    There are undoubtedly more contributors to scope creep. I’ve just listed the main culprits. Working to address these should help you to run a smoother and more productive project.

    MiniBio Series - Oscar Barrios, PMI Houston Director of Membership

    Tell us a little about yourself!

    I am Oscar Barrios. I was born in Queretaro, Mexico. I am a mechanical engineer and I have a Master of Science in Materials from Center of Research and Advanced Studies of the National Polytechnic Institute.

    How long have you been working in Project Management and what's your current professional position?

    I have been working in Project Management since 2007 in different companies like General Electric Aviation, Mabe Technology & Projects, and CIATEQ Advance Engineering Center. Currently, I am working at EP America Inc as Project Manager and Strategic Planner in logistics.

    How long have you been involved with the Houston PMI® Chapter and in what capacities?

    I have been involved with the Houston PMI Chapter since January 2016. I volunteered in the PMI 2016 Houston Annual Conference and I joined the PMI Membership area in March 2017 as a Membership Analyst.
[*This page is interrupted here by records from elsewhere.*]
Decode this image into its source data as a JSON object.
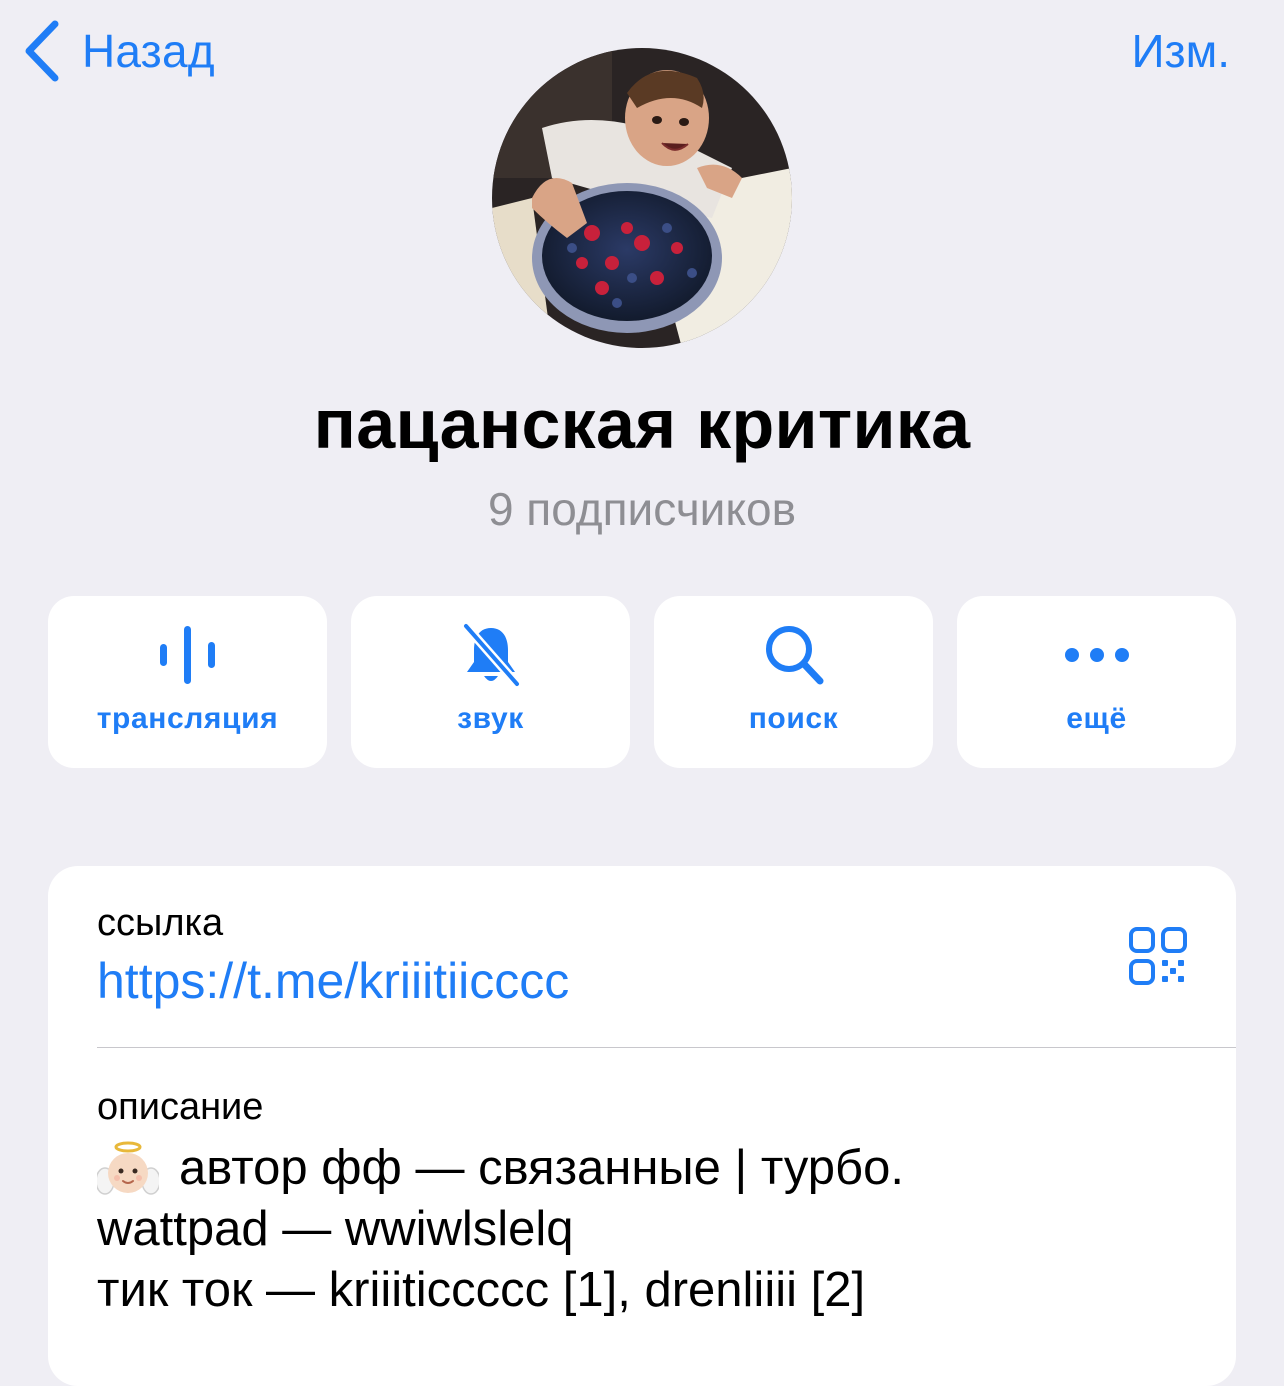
{
  "nav": {
    "back_label": "Назад",
    "edit_label": "Изм.",
    "accent": "#1f7df6"
  },
  "channel": {
    "title": "пацанская критика",
    "subscribers": "9 подписчиков"
  },
  "actions": [
    {
      "icon": "waveform-icon",
      "label": "трансляция"
    },
    {
      "icon": "bell-slash-icon",
      "label": "звук"
    },
    {
      "icon": "search-icon",
      "label": "поиск"
    },
    {
      "icon": "more-icon",
      "label": "ещё"
    }
  ],
  "info": {
    "link_label": "ссылка",
    "link_value": "https://t.me/kriiitiicccc",
    "qr_icon": "qr-code-icon",
    "description_label": "описание",
    "description_emoji": "angel-baby-emoji",
    "description_lines": [
      "автор фф — связанные | турбо.",
      "wattpad — wwiwlslelq",
      "тик ток — kriiiticcccc [1], drenliiii [2]"
    ]
  }
}
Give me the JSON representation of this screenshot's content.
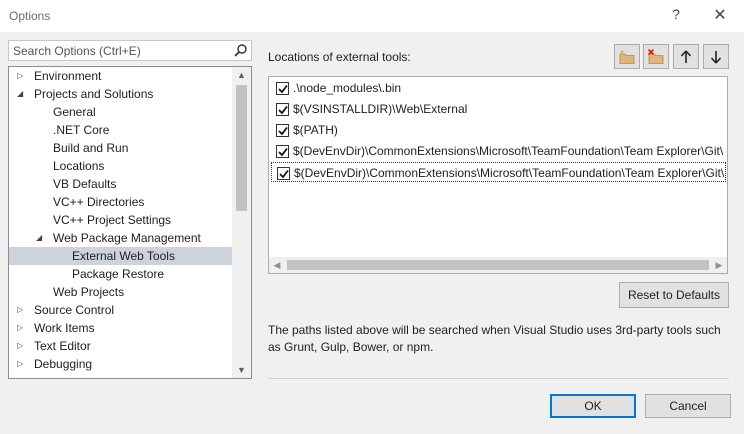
{
  "window": {
    "title": "Options",
    "help_glyph": "?",
    "close_glyph": "✕"
  },
  "search": {
    "placeholder": "Search Options (Ctrl+E)"
  },
  "tree": {
    "items": [
      {
        "label": "Environment",
        "expander": "▷"
      },
      {
        "label": "Projects and Solutions",
        "expander": "◢"
      },
      {
        "label": "General"
      },
      {
        "label": ".NET Core"
      },
      {
        "label": "Build and Run"
      },
      {
        "label": "Locations"
      },
      {
        "label": "VB Defaults"
      },
      {
        "label": "VC++ Directories"
      },
      {
        "label": "VC++ Project Settings"
      },
      {
        "label": "Web Package Management",
        "expander": "◢"
      },
      {
        "label": "External Web Tools",
        "selected": true
      },
      {
        "label": "Package Restore"
      },
      {
        "label": "Web Projects"
      },
      {
        "label": "Source Control",
        "expander": "▷"
      },
      {
        "label": "Work Items",
        "expander": "▷"
      },
      {
        "label": "Text Editor",
        "expander": "▷"
      },
      {
        "label": "Debugging",
        "expander": "▷"
      }
    ]
  },
  "panel": {
    "label": "Locations of external tools:",
    "toolbar": {
      "add_icon": "add-folder-icon",
      "remove_icon": "remove-folder-icon",
      "up_icon": "arrow-up-icon",
      "down_icon": "arrow-down-icon"
    },
    "paths": [
      {
        "text": ".\\node_modules\\.bin",
        "checked": true
      },
      {
        "text": "$(VSINSTALLDIR)\\Web\\External",
        "checked": true
      },
      {
        "text": "$(PATH)",
        "checked": true
      },
      {
        "text": "$(DevEnvDir)\\CommonExtensions\\Microsoft\\TeamFoundation\\Team Explorer\\Git\\",
        "checked": true
      },
      {
        "text": "$(DevEnvDir)\\CommonExtensions\\Microsoft\\TeamFoundation\\Team Explorer\\Git\\",
        "checked": true,
        "focused": true
      }
    ],
    "reset_label": "Reset to Defaults",
    "description": "The paths listed above will be searched when Visual Studio uses 3rd-party tools such as Grunt, Gulp, Bower, or npm."
  },
  "footer": {
    "ok_label": "OK",
    "cancel_label": "Cancel"
  },
  "colors": {
    "accent": "#0078d7",
    "selection": "#cdd2db",
    "folder": "#dcb67a",
    "remove": "#e51400"
  }
}
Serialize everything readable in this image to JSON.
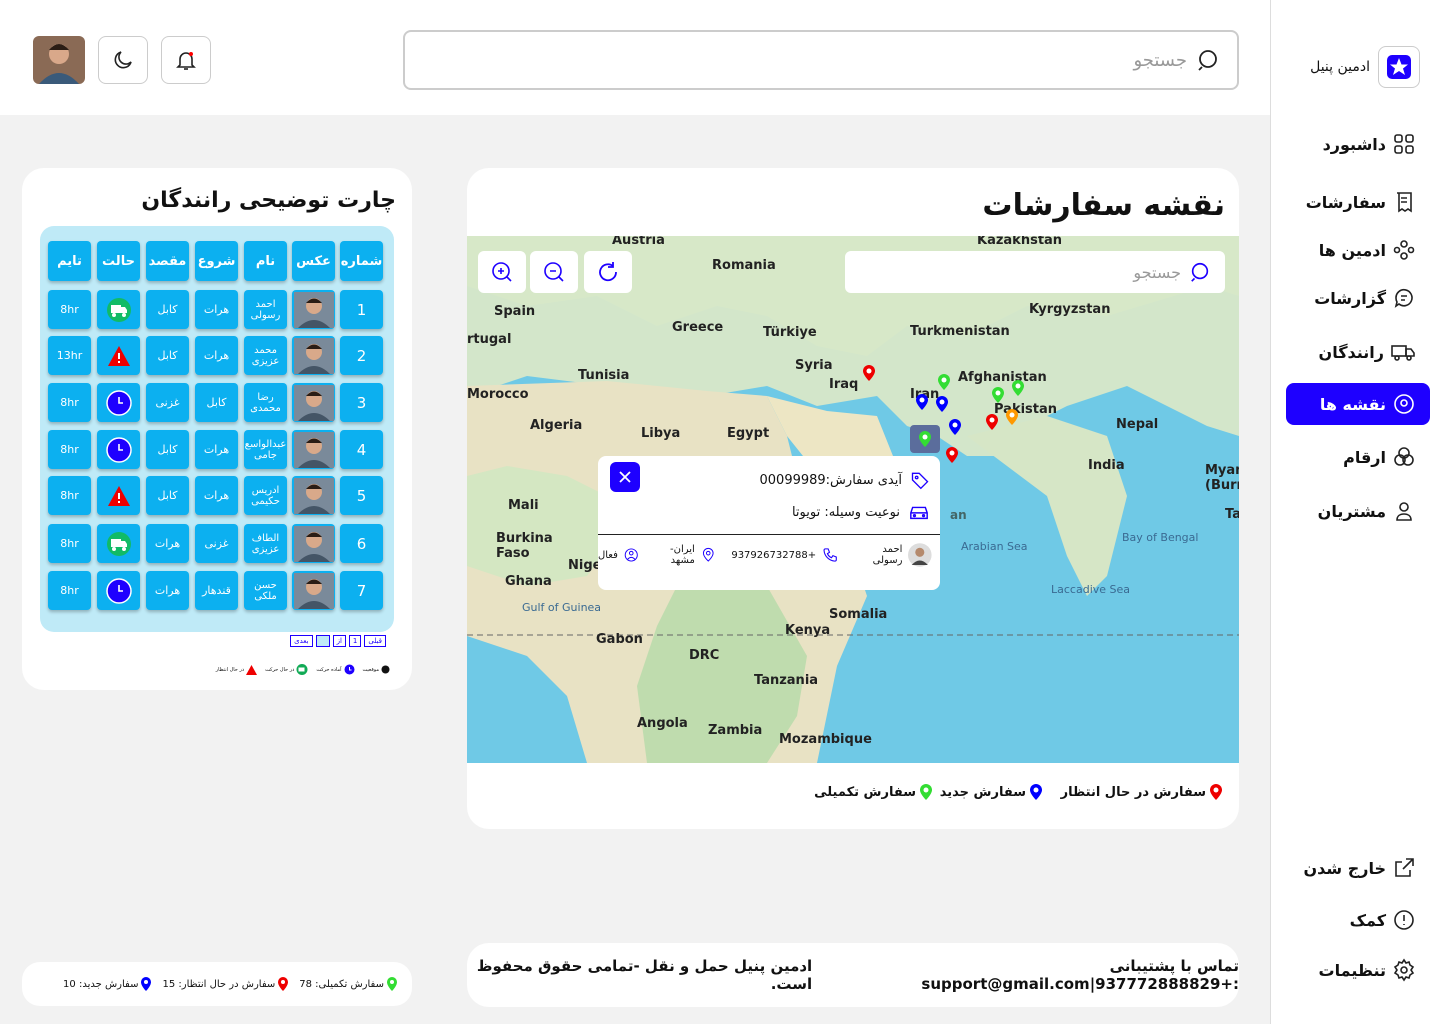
{
  "brand": {
    "name": "ادمین پنیل"
  },
  "nav": [
    {
      "label": "داشبورد",
      "icon": "dashboard-icon"
    },
    {
      "label": "سفارشات",
      "icon": "orders-icon"
    },
    {
      "label": "ادمین ها",
      "icon": "admins-icon"
    },
    {
      "label": "گزارشات",
      "icon": "reports-icon"
    },
    {
      "label": "رانندگان",
      "icon": "truck-icon"
    },
    {
      "label": "نقشه ها",
      "icon": "map-pin-icon"
    },
    {
      "label": "ارقام",
      "icon": "stats-icon"
    },
    {
      "label": "مشتریان",
      "icon": "user-icon"
    }
  ],
  "nav_bottom": [
    {
      "label": "خارج شدن",
      "icon": "logout-icon"
    },
    {
      "label": "کمک",
      "icon": "help-icon"
    },
    {
      "label": "تنظیمات",
      "icon": "settings-icon"
    }
  ],
  "search": {
    "placeholder": "جستجو"
  },
  "map": {
    "title": "نقشه سفارشات",
    "search_placeholder": "جستجو",
    "labels": {
      "austria": "Austria",
      "kazakhstan": "Kazakhstan",
      "romania": "Romania",
      "kyrgyzstan": "Kyrgyzstan",
      "spain": "Spain",
      "greece": "Greece",
      "turkiye": "Türkiye",
      "turkmenistan": "Turkmenistan",
      "tugal": "rtugal",
      "tunisia": "Tunisia",
      "syria": "Syria",
      "iraq": "Iraq",
      "afghanistan": "Afghanistan",
      "iran": "Iran",
      "pakistan": "Pakistan",
      "morocco": "Morocco",
      "algeria": "Algeria",
      "libya": "Libya",
      "egypt": "Egypt",
      "nepal": "Nepal",
      "india": "India",
      "myanmar": "Myanm (Burm",
      "mali": "Mali",
      "burkina": "Burkina Faso",
      "ghana": "Ghana",
      "niger": "Nige",
      "arabian_sea": "Arabian Sea",
      "bay_of_bengal": "Bay of Bengal",
      "laccadive": "Laccadive Sea",
      "gulf_guinea": "Gulf of Guinea",
      "somalia": "Somalia",
      "kenya": "Kenya",
      "gabon": "Gabon",
      "drc": "DRC",
      "tanzania": "Tanzania",
      "angola": "Angola",
      "zambia": "Zambia",
      "mozambique": "Mozambique",
      "oman": "an",
      "tl": "Ta"
    },
    "popup": {
      "order_id": "آیدی سفارش:00099989",
      "vehicle": "نوعیت وسیله: تویوتا",
      "driver": "احمد رسولی",
      "phone": "+937926732788",
      "location": "ایران-مشهد",
      "status": "فعال"
    },
    "legend": [
      "سفارش در حال انتظار",
      "سفارش جدید",
      "سفارش تکمیلی"
    ]
  },
  "chart": {
    "title": "چارت توضیحی رانندگان",
    "headers": [
      "شماره",
      "عکس",
      "نام",
      "شروع",
      "مقصد",
      "حالت",
      "تایم"
    ],
    "rows": [
      {
        "n": "1",
        "name": "احمد رسولی",
        "start": "هرات",
        "dest": "کابل",
        "state": "moving",
        "time": "8hr"
      },
      {
        "n": "2",
        "name": "محمد عزیزی",
        "start": "هرات",
        "dest": "کابل",
        "state": "alert",
        "time": "13hr"
      },
      {
        "n": "3",
        "name": "رضا محمدی",
        "start": "کابل",
        "dest": "غزنی",
        "state": "waiting",
        "time": "8hr"
      },
      {
        "n": "4",
        "name": "عبدالواسع جامی",
        "start": "هرات",
        "dest": "کابل",
        "state": "waiting",
        "time": "8hr"
      },
      {
        "n": "5",
        "name": "ادریس حکیمی",
        "start": "هرات",
        "dest": "کابل",
        "state": "alert",
        "time": "8hr"
      },
      {
        "n": "6",
        "name": "الطاف عزیزی",
        "start": "غزنی",
        "dest": "هرات",
        "state": "moving",
        "time": "8hr"
      },
      {
        "n": "7",
        "name": "حسن ملکی",
        "start": "قندهار",
        "dest": "هرات",
        "state": "waiting",
        "time": "8hr"
      }
    ],
    "pager": [
      "قبلی",
      "1",
      "از",
      "",
      "بعدی"
    ],
    "legend": [
      "موقعیت",
      "آماده حرکت",
      "در حال حرکت",
      "در حال انتظار"
    ]
  },
  "footer": {
    "text": "تماس با پشتیبانی :+937772888829|support@gmail.com",
    "rights": "ادمین پنیل حمل و نقل -تمامی حقوق محفوظ است."
  },
  "stats": {
    "completed": "سفارش تکمیلی: 78",
    "pending": "سفارش در حال انتظار:  15",
    "new": "سفارش جدید:  10"
  },
  "colors": {
    "accent": "#1e00ff",
    "cell": "#0cb0f0",
    "pending": "#ff0000",
    "new": "#0000ff",
    "completed": "#33dd33"
  }
}
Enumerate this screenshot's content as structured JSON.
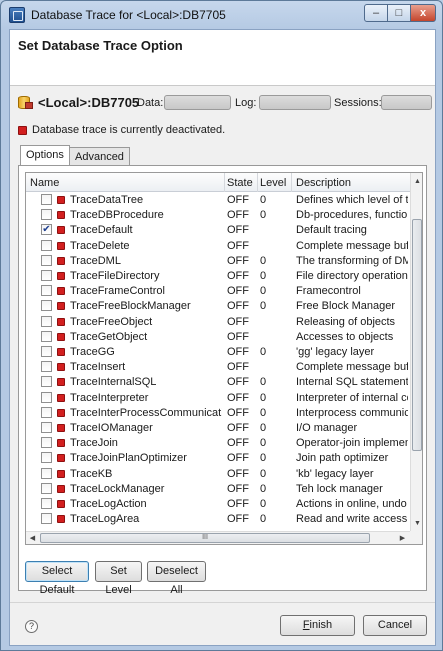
{
  "window": {
    "title": "Database Trace for <Local>:DB7705",
    "minimize_label": "–",
    "maximize_label": "□",
    "close_label": "x"
  },
  "header": {
    "heading": "Set Database Trace Option"
  },
  "connection": {
    "name": "<Local>:DB7705",
    "data_label": "Data:",
    "log_label": "Log:",
    "sessions_label": "Sessions:"
  },
  "status": {
    "text": "Database trace is currently deactivated.",
    "color": "#d21f1f"
  },
  "tabs": [
    {
      "label": "Options",
      "active": true
    },
    {
      "label": "Advanced",
      "active": false
    }
  ],
  "table": {
    "columns": {
      "name": "Name",
      "state": "State",
      "level": "Level",
      "description": "Description"
    },
    "rows": [
      {
        "name": "TraceDataTree",
        "checked": false,
        "state": "OFF",
        "level": "0",
        "description": "Defines which level of tra"
      },
      {
        "name": "TraceDBProcedure",
        "checked": false,
        "state": "OFF",
        "level": "0",
        "description": "Db-procedures, functions"
      },
      {
        "name": "TraceDefault",
        "checked": true,
        "state": "OFF",
        "level": "",
        "description": "Default tracing"
      },
      {
        "name": "TraceDelete",
        "checked": false,
        "state": "OFF",
        "level": "",
        "description": "Complete message buffe"
      },
      {
        "name": "TraceDML",
        "checked": false,
        "state": "OFF",
        "level": "0",
        "description": "The transforming of DML"
      },
      {
        "name": "TraceFileDirectory",
        "checked": false,
        "state": "OFF",
        "level": "0",
        "description": "File directory operations"
      },
      {
        "name": "TraceFrameControl",
        "checked": false,
        "state": "OFF",
        "level": "0",
        "description": "Framecontrol"
      },
      {
        "name": "TraceFreeBlockManager",
        "checked": false,
        "state": "OFF",
        "level": "0",
        "description": "Free Block Manager"
      },
      {
        "name": "TraceFreeObject",
        "checked": false,
        "state": "OFF",
        "level": "",
        "description": "Releasing of objects"
      },
      {
        "name": "TraceGetObject",
        "checked": false,
        "state": "OFF",
        "level": "",
        "description": "Accesses to objects"
      },
      {
        "name": "TraceGG",
        "checked": false,
        "state": "OFF",
        "level": "0",
        "description": "'gg' legacy layer"
      },
      {
        "name": "TraceInsert",
        "checked": false,
        "state": "OFF",
        "level": "",
        "description": "Complete message buffe"
      },
      {
        "name": "TraceInternalSQL",
        "checked": false,
        "state": "OFF",
        "level": "0",
        "description": "Internal SQL statements"
      },
      {
        "name": "TraceInterpreter",
        "checked": false,
        "state": "OFF",
        "level": "0",
        "description": "Interpreter of internal cor"
      },
      {
        "name": "TraceInterProcessCommunication",
        "checked": false,
        "state": "OFF",
        "level": "0",
        "description": "Interprocess communicat"
      },
      {
        "name": "TraceIOManager",
        "checked": false,
        "state": "OFF",
        "level": "0",
        "description": "I/O manager"
      },
      {
        "name": "TraceJoin",
        "checked": false,
        "state": "OFF",
        "level": "0",
        "description": "Operator-join implement"
      },
      {
        "name": "TraceJoinPlanOptimizer",
        "checked": false,
        "state": "OFF",
        "level": "0",
        "description": "Join path optimizer"
      },
      {
        "name": "TraceKB",
        "checked": false,
        "state": "OFF",
        "level": "0",
        "description": "'kb' legacy layer"
      },
      {
        "name": "TraceLockManager",
        "checked": false,
        "state": "OFF",
        "level": "0",
        "description": "Teh lock manager"
      },
      {
        "name": "TraceLogAction",
        "checked": false,
        "state": "OFF",
        "level": "0",
        "description": "Actions in online, undo o"
      },
      {
        "name": "TraceLogArea",
        "checked": false,
        "state": "OFF",
        "level": "0",
        "description": "Read and write access of"
      }
    ],
    "scroll_up": "▲",
    "scroll_down": "▼",
    "scroll_left": "◀",
    "scroll_right": "▶",
    "thumb_grip": "III"
  },
  "table_buttons": {
    "select_default": "Select Default",
    "set_level": "Set Level",
    "deselect_all": "Deselect All"
  },
  "footer": {
    "help_glyph": "?",
    "finish_first": "F",
    "finish_rest": "inish",
    "cancel": "Cancel"
  }
}
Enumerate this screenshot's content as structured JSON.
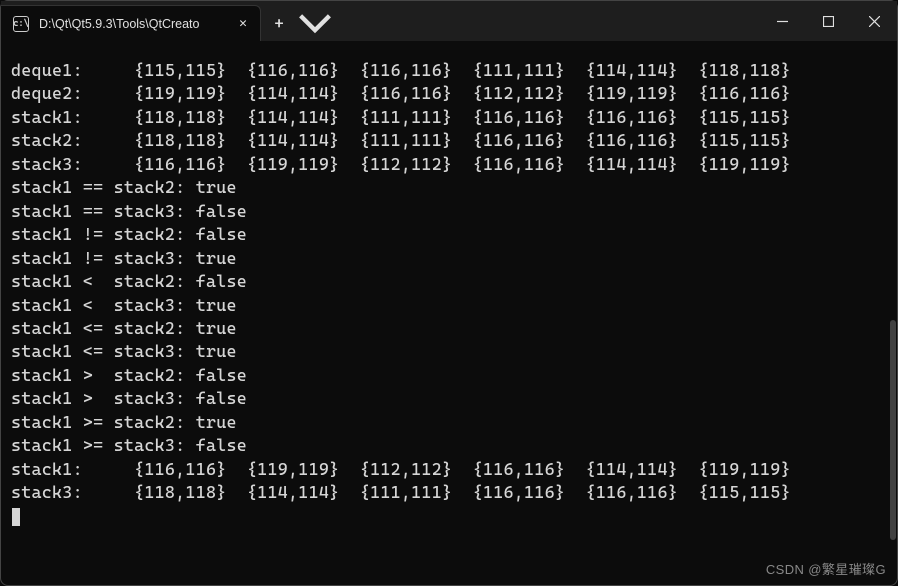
{
  "titlebar": {
    "tab_title": "D:\\Qt\\Qt5.9.3\\Tools\\QtCreato",
    "cmd_glyph": "c:\\"
  },
  "data_rows": [
    {
      "label": "deque1:",
      "vals": [
        "{115,115}",
        "{116,116}",
        "{116,116}",
        "{111,111}",
        "{114,114}",
        "{118,118}"
      ]
    },
    {
      "label": "deque2:",
      "vals": [
        "{119,119}",
        "{114,114}",
        "{116,116}",
        "{112,112}",
        "{119,119}",
        "{116,116}"
      ]
    },
    {
      "label": "stack1:",
      "vals": [
        "{118,118}",
        "{114,114}",
        "{111,111}",
        "{116,116}",
        "{116,116}",
        "{115,115}"
      ]
    },
    {
      "label": "stack2:",
      "vals": [
        "{118,118}",
        "{114,114}",
        "{111,111}",
        "{116,116}",
        "{116,116}",
        "{115,115}"
      ]
    },
    {
      "label": "stack3:",
      "vals": [
        "{116,116}",
        "{119,119}",
        "{112,112}",
        "{116,116}",
        "{114,114}",
        "{119,119}"
      ]
    }
  ],
  "cmp_rows": [
    {
      "text": "stack1 == stack2: true"
    },
    {
      "text": "stack1 == stack3: false"
    },
    {
      "text": "stack1 != stack2: false"
    },
    {
      "text": "stack1 != stack3: true"
    },
    {
      "text": "stack1 <  stack2: false"
    },
    {
      "text": "stack1 <  stack3: true"
    },
    {
      "text": "stack1 <= stack2: true"
    },
    {
      "text": "stack1 <= stack3: true"
    },
    {
      "text": "stack1 >  stack2: false"
    },
    {
      "text": "stack1 >  stack3: false"
    },
    {
      "text": "stack1 >= stack2: true"
    },
    {
      "text": "stack1 >= stack3: false"
    }
  ],
  "final_rows": [
    {
      "label": "stack1:",
      "vals": [
        "{116,116}",
        "{119,119}",
        "{112,112}",
        "{116,116}",
        "{114,114}",
        "{119,119}"
      ]
    },
    {
      "label": "stack3:",
      "vals": [
        "{118,118}",
        "{114,114}",
        "{111,111}",
        "{116,116}",
        "{116,116}",
        "{115,115}"
      ]
    }
  ],
  "watermark": "CSDN @繁星璀璨G"
}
Currently, I am volunteering as Director of Membership and I have been in this position since Jan 2018.

    What are the biggest benefits you’ve realized from volunteering at PMIH?

    The first benefit is being part of a group of people with remarkable personal and professional qualities and learning from their experiences whilst also sharing my own experiences with the team.

    Also, I have participated in different PMI events – such as the PMI regional leaders conference, which has helped me to understand the Project Management tendency and expand my networking in a very friendly atmosphere.  In summary, my time as a PMI Volunteer has highly contributed to my personal and professional growth. Thanks, PMI!!!

    Describe the most interesting/challenging/exciting project you've ever been involved with.

    This is a difficult question because I have more than one interesting project to share.

    While I was working at GE Aviation, I led a project which required the production of two new aircraft motor components: Main fuel Pump and Main Fuel Filter. It was a challenge because these were new products that needed detailed customer requirements, design, audit suppliers, testing, manufacturing, assembly, and production – using the NPI and PMI methodologies. These 2 components also had to comply with high-quality standards (AS-9100) – all within budget!

    Then, while I was working at Mabe, I led a project which required developing an appliance with a new textile prewash system. This project was a challenge because I coordinated a multidisciplinary team of marketing, product planning, engineering, industrial design, suppliers, manufacturing, compliance and sales executives. It was a challenge to focus the team on customer needs through the different project phases. As part of the results, I awarded a patent in US, Canada, and Mexico market. Right now at EP America, I am working on very interesting projects but this time in logistics field where I am learning a lot about this field.